The 5'-flanking sequences of the human growth hormone (hGH) gene contain a cell-specific control element. Hybrid genes containing truncated 5'-flanking DNA fragments from the hGH gene fused to the chloramphenicol acetyl transferase (cat) gene were examined using transient transfection of rat anterior pituitary (GC) and nonpituitary cell lines (HeLa, Rat 2, and KB); preferential expression of these gene hybrids was only observed in GC cells. Deletions through the 5'-flanking sequences of the hGH gene revealed that the region containing nucleotides -230 to -180 is required for efficient cat gene expression in GC cells. This region of DNA is highly homologous to a region of the rGH gene that contains a tissue-specific control element. A hybrid gene containing the tissue-specific control element, but lacking the proximal promoter elements, of the hGH gene upstream from the promoter of the thymidine kinase gene (TKp) from herpes simplex virus ligated to the cat gene produced more CAT activity than the TKp.cat gene in GC cells but not in HeLa cells. These data suggest that the tissue-specific control element located in the 5'-region of the hGH gene can act in the presence of a heterologous promoter and is specific for expression in pituitary cells.

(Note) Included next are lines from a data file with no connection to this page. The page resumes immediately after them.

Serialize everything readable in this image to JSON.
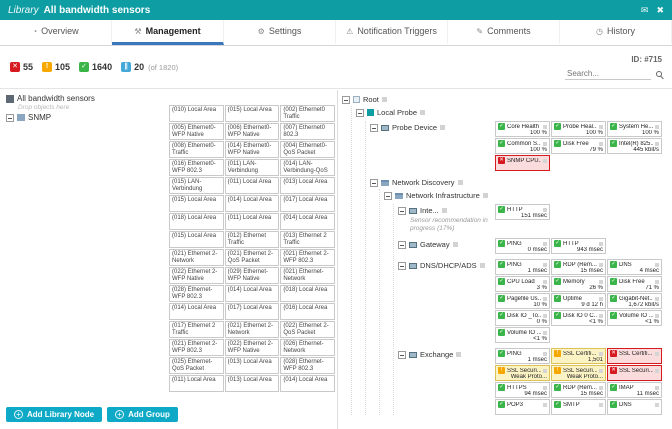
{
  "theme": {
    "header-bg": "#0d9da3",
    "accent-blue": "#3a77bd",
    "btn-cyan": "#0da9c6",
    "up": "#3bb54a",
    "warning": "#f7a800",
    "down": "#d71920",
    "paused": "#44a8d8"
  },
  "icons": {
    "up": "✓",
    "warning": "!",
    "down": "✕",
    "paused": "∥",
    "plus": "+",
    "gauge": "◔",
    "wrench": "⚒",
    "gear": "⚙",
    "bell": "⚠",
    "comment": "✎",
    "clock": "◷",
    "mail": "✉",
    "close": "✖"
  },
  "header": {
    "app": "Library",
    "title": "All bandwidth sensors"
  },
  "tabs": [
    {
      "label": "Overview",
      "icon": "gauge",
      "state": ""
    },
    {
      "label": "Management",
      "icon": "wrench",
      "state": "active"
    },
    {
      "label": "Settings",
      "icon": "gear",
      "state": ""
    },
    {
      "label": "Notification Triggers",
      "icon": "bell",
      "state": ""
    },
    {
      "label": "Comments",
      "icon": "comment",
      "state": ""
    },
    {
      "label": "History",
      "icon": "clock",
      "state": ""
    }
  ],
  "statusbar": {
    "counts": [
      {
        "value": "55",
        "type": "down"
      },
      {
        "value": "105",
        "type": "warning"
      },
      {
        "value": "1640",
        "type": "up"
      },
      {
        "value": "20",
        "type": "paused"
      }
    ],
    "total": "(of 1820)",
    "id": "ID: #715",
    "search_placeholder": "Search..."
  },
  "library": {
    "root": "All bandwidth sensors",
    "drop_hint": "Drop objects here",
    "node": "SNMP",
    "items": [
      "(010) Local Area",
      "(015) Local Area",
      "(002) Ethernet0 Traffic",
      "(005) Ethernet0-WFP Native",
      "(006) Ethernet0-WFP Native",
      "(007) Ethernet0 802.3",
      "(008) Ethernet0-Traffic",
      "(014) Ethernet0-WFP Native",
      "(004) Ethernet0-QoS Packet",
      "(016) Ethernet0-WFP 802.3",
      "(011) LAN-Verbindung",
      "(014) LAN-Verbindung-QoS",
      "(015) LAN-Verbindung",
      "(011) Local Area",
      "(013) Local Area",
      "(015) Local Area",
      "(014) Local Area",
      "(017) Local Area",
      "(018) Local Area",
      "(011) Local Area",
      "(014) Local Area",
      "(015) Local Area",
      "(012) Ethernet Traffic",
      "(013) Ethernet 2 Traffic",
      "(021) Ethernet 2-Network",
      "(021) Ethernet 2-QoS Packet",
      "(021) Ethernet 2-WFP 802.3",
      "(022) Ethernet 2-WFP Native",
      "(029) Ethernet-WFP Native",
      "(021) Ethernet-Network",
      "(028) Ethernet-WFP 802.3",
      "(014) Local Area",
      "(018) Local Area",
      "(014) Local Area",
      "(017) Local Area",
      "(016) Local Area",
      "(017) Ethernet 2 Traffic",
      "(021) Ethernet 2-Network",
      "(022) Ethernet 2-QoS Packet",
      "(021) Ethernet 2-WFP 802.3",
      "(022) Ethernet 2-WFP Native",
      "(026) Ethernet-Network",
      "(025) Ethernet-QoS Packet",
      "(013) Local Area",
      "(028) Ethernet-WFP 802.3",
      "(011) Local Area",
      "(013) Local Area",
      "(014) Local Area"
    ]
  },
  "footer_buttons": [
    {
      "label": "Add Library Node",
      "icon": "plus"
    },
    {
      "label": "Add Group",
      "icon": "plus"
    }
  ],
  "tree": {
    "root": "Root",
    "probe": "Local Probe",
    "probe_device": {
      "label": "Probe Device",
      "sensors": [
        {
          "name": "Core Health",
          "value": "100 %",
          "status": "up"
        },
        {
          "name": "Probe Heal...",
          "value": "100 %",
          "status": "up"
        },
        {
          "name": "System He...",
          "value": "100 %",
          "status": "up"
        },
        {
          "name": "Common S...",
          "value": "100 %",
          "status": "up"
        },
        {
          "name": "Disk Free",
          "value": "79 %",
          "status": "up"
        },
        {
          "name": "Intel(R) 825...",
          "value": "445 kbit/s",
          "status": "up"
        },
        {
          "name": "SNMP CPU...",
          "value": "",
          "status": "down"
        }
      ]
    },
    "network_discovery": "Network Discovery",
    "network_infrastructure": "Network Infrastructure",
    "inte": {
      "label": "Inte...",
      "note": "Sensor recommendation in progress (17%)",
      "sensors": [
        {
          "name": "HTTP",
          "value": "151 msec",
          "status": "up"
        }
      ]
    },
    "gateway": {
      "label": "Gateway",
      "sensors": [
        {
          "name": "PING",
          "value": "0 msec",
          "status": "up"
        },
        {
          "name": "HTTP",
          "value": "943 msec",
          "status": "up"
        }
      ]
    },
    "dns": {
      "label": "DNS/DHCP/ADS",
      "sensors": [
        {
          "name": "PING",
          "value": "1 msec",
          "status": "up"
        },
        {
          "name": "RDP (Rem...",
          "value": "15 msec",
          "status": "up"
        },
        {
          "name": "DNS",
          "value": "4 msec",
          "status": "up"
        },
        {
          "name": "CPU Load",
          "value": "3 %",
          "status": "up"
        },
        {
          "name": "Memory",
          "value": "26 %",
          "status": "up"
        },
        {
          "name": "Disk Free",
          "value": "71 %",
          "status": "up"
        },
        {
          "name": "Pagefile Us...",
          "value": "10 %",
          "status": "up"
        },
        {
          "name": "Uptime",
          "value": "9 d 12 h",
          "status": "up"
        },
        {
          "name": "Gigabit-Net...",
          "value": "1,672 kbit/s",
          "status": "up"
        },
        {
          "name": "Disk IO _To...",
          "value": "0 %",
          "status": "up"
        },
        {
          "name": "Disk IO 0 C...",
          "value": "<1 %",
          "status": "up"
        },
        {
          "name": "Volume IO ...",
          "value": "<1 %",
          "status": "up"
        },
        {
          "name": "Volume IO ...",
          "value": "<1 %",
          "status": "up"
        }
      ]
    },
    "exchange": {
      "label": "Exchange",
      "sensors": [
        {
          "name": "PING",
          "value": "1 msec",
          "status": "up"
        },
        {
          "name": "SSL Certifi...",
          "value": "1,501",
          "status": "warning"
        },
        {
          "name": "SSL Certifi...",
          "value": "",
          "status": "down"
        },
        {
          "name": "SSL Securi...",
          "value": "Weak Proto...",
          "status": "warning"
        },
        {
          "name": "SSL Securi...",
          "value": "Weak Proto...",
          "status": "warning"
        },
        {
          "name": "SSL Securi...",
          "value": "",
          "status": "down"
        },
        {
          "name": "HTTPS",
          "value": "94 msec",
          "status": "up"
        },
        {
          "name": "RDP (Rem...",
          "value": "15 msec",
          "status": "up"
        },
        {
          "name": "IMAP",
          "value": "11 msec",
          "status": "up"
        },
        {
          "name": "POP3",
          "value": "",
          "status": "up"
        },
        {
          "name": "SMTP",
          "value": "",
          "status": "up"
        },
        {
          "name": "DNS",
          "value": "",
          "status": "up"
        }
      ]
    }
  }
}
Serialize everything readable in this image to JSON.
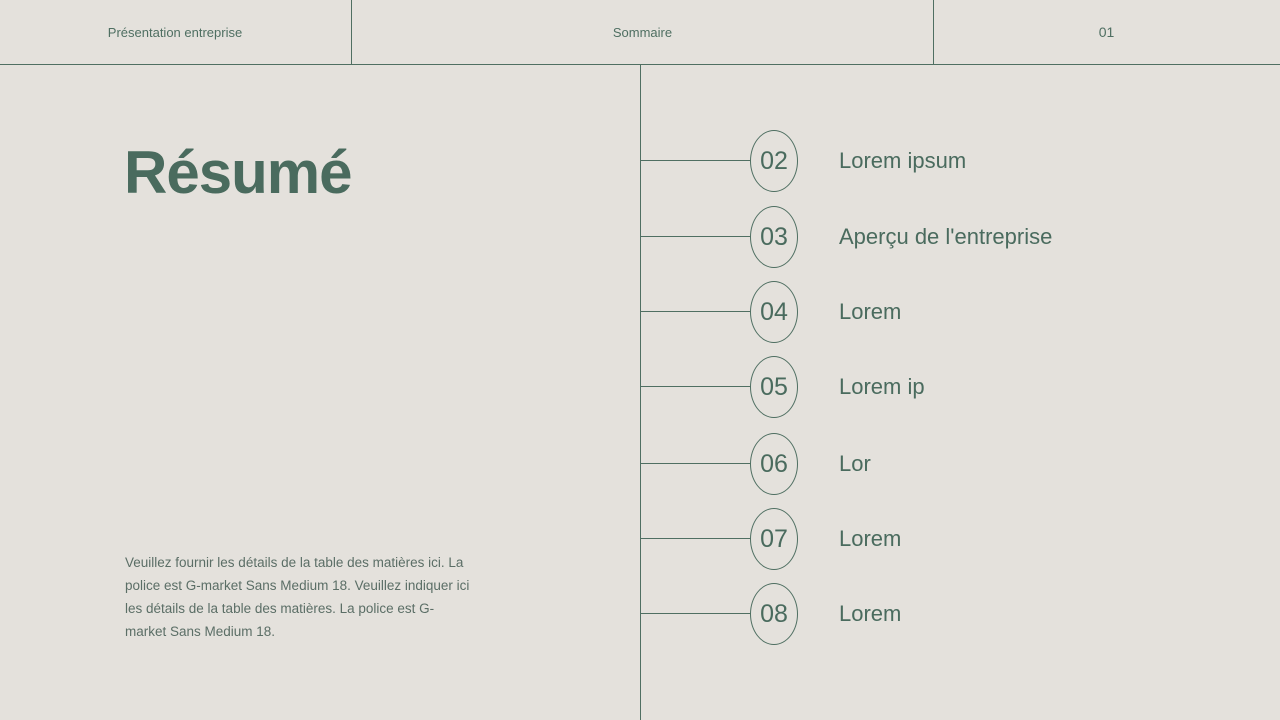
{
  "header": {
    "company": "Présentation entreprise",
    "section": "Sommaire",
    "page_number": "01"
  },
  "main": {
    "title": "Résumé",
    "description": "Veuillez fournir les détails de la table des matières ici. La police est G-market Sans Medium 18. Veuillez indiquer ici les détails de la table des matières. La police est G-market Sans Medium 18."
  },
  "toc": {
    "items": [
      {
        "number": "02",
        "label": "Lorem ipsum"
      },
      {
        "number": "03",
        "label": "Aperçu de l'entreprise"
      },
      {
        "number": "04",
        "label": "Lorem"
      },
      {
        "number": "05",
        "label": "Lorem ip"
      },
      {
        "number": "06",
        "label": "Lor"
      },
      {
        "number": "07",
        "label": "Lorem"
      },
      {
        "number": "08",
        "label": "Lorem"
      }
    ]
  },
  "colors": {
    "background": "#e4e1dc",
    "accent": "#4a6b5e",
    "line": "#4f6f62"
  }
}
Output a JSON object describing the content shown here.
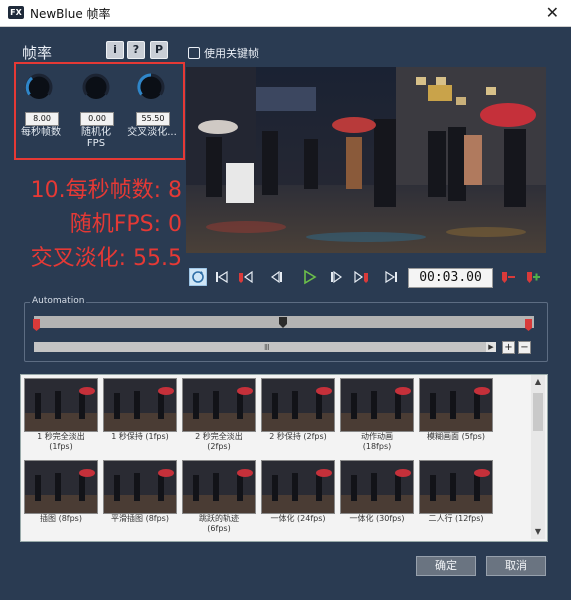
{
  "window": {
    "title": "NewBlue 帧率",
    "app_icon": "FX"
  },
  "section": {
    "title": "帧率"
  },
  "header_buttons": {
    "info": "i",
    "help": "?",
    "presets": "P"
  },
  "keyframe": {
    "label": "使用关键帧",
    "checked": false
  },
  "knobs": [
    {
      "value": "8.00",
      "label": "每秒帧数"
    },
    {
      "value": "0.00",
      "label1": "随机化",
      "label2": "FPS"
    },
    {
      "value": "55.50",
      "label": "交叉淡化..."
    }
  ],
  "overlay": {
    "line1": "10.每秒帧数: 8",
    "line2": "随机FPS: 0",
    "line3": "交叉淡化: 55.5"
  },
  "transport": {
    "time": "00:03.00"
  },
  "automation": {
    "label": "Automation"
  },
  "presets": [
    {
      "name": "1 秒完全淡出",
      "sub": "(1fps)"
    },
    {
      "name": "1 秒保持 (1fps)",
      "sub": ""
    },
    {
      "name": "2 秒完全淡出",
      "sub": "(2fps)"
    },
    {
      "name": "2 秒保持 (2fps)",
      "sub": ""
    },
    {
      "name": "动作动画",
      "sub": "(18fps)"
    },
    {
      "name": "模糊画面 (5fps)",
      "sub": ""
    },
    {
      "name": "插图 (8fps)",
      "sub": ""
    },
    {
      "name": "平滑插图 (8fps)",
      "sub": ""
    },
    {
      "name": "跳跃的轨迹",
      "sub": "(6fps)"
    },
    {
      "name": "一体化 (24fps)",
      "sub": ""
    },
    {
      "name": "一体化 (30fps)",
      "sub": ""
    },
    {
      "name": "二人行 (12fps)",
      "sub": ""
    }
  ],
  "buttons": {
    "ok": "确定",
    "cancel": "取消"
  },
  "colors": {
    "accent": "#e53935",
    "knob_arc": "#2f86c9",
    "window_bg": "#2a3b52"
  }
}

|Original language||English (US)|
|Number of pages||7|
|State||Published - 1986|
ASJC Scopus subject areas
- Molecular Biology